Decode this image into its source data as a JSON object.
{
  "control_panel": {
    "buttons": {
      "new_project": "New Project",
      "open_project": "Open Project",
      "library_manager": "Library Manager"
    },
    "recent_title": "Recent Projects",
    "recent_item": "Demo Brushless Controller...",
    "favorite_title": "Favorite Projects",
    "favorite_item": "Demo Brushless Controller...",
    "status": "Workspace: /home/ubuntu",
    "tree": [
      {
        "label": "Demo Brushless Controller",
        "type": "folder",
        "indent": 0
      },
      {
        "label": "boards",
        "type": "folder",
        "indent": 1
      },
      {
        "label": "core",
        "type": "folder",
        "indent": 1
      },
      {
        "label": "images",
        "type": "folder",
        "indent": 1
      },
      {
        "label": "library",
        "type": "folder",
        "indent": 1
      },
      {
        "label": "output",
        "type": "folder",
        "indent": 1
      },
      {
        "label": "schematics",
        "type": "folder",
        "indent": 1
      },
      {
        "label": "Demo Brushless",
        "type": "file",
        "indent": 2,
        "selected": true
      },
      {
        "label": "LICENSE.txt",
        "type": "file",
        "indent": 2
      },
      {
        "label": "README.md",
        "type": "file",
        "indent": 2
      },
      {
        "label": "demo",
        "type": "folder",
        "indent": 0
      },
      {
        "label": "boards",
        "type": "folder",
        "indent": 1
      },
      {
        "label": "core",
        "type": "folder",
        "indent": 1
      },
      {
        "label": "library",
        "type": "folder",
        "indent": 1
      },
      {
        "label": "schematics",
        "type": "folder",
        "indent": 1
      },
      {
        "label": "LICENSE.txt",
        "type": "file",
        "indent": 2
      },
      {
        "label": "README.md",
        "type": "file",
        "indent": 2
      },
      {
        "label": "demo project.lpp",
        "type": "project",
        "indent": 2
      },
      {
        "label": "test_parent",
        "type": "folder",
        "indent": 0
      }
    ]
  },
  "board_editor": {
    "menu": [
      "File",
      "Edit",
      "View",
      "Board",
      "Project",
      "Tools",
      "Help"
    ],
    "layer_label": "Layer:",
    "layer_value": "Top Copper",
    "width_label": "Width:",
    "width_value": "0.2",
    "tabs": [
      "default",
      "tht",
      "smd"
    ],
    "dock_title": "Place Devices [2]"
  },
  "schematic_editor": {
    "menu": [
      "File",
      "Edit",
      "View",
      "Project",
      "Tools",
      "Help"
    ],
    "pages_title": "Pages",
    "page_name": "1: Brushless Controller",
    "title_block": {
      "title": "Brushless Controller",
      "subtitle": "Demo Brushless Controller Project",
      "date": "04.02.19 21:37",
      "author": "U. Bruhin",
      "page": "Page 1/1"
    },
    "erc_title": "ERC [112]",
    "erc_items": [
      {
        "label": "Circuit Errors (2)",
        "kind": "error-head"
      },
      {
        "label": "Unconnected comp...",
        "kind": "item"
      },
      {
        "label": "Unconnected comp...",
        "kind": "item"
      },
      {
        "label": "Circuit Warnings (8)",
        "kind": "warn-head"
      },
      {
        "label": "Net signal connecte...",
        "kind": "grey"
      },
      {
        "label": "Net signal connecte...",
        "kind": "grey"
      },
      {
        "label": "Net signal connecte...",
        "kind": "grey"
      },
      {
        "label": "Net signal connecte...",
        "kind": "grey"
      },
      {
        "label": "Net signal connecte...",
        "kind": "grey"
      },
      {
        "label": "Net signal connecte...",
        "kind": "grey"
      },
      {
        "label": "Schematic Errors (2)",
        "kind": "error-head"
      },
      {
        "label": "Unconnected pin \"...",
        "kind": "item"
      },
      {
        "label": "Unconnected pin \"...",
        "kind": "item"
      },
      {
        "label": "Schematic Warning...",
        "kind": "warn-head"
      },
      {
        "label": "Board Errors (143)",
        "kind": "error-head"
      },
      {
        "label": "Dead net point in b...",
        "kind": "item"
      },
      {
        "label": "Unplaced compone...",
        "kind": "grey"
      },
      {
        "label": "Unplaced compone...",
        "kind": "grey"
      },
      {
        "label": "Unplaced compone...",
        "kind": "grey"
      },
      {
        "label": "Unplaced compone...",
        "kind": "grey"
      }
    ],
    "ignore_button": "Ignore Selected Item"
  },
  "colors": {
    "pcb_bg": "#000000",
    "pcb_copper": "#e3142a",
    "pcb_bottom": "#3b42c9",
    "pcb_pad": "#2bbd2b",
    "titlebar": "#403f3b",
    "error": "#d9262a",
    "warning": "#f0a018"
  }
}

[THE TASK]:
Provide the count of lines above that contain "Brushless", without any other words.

[RESULT]:
7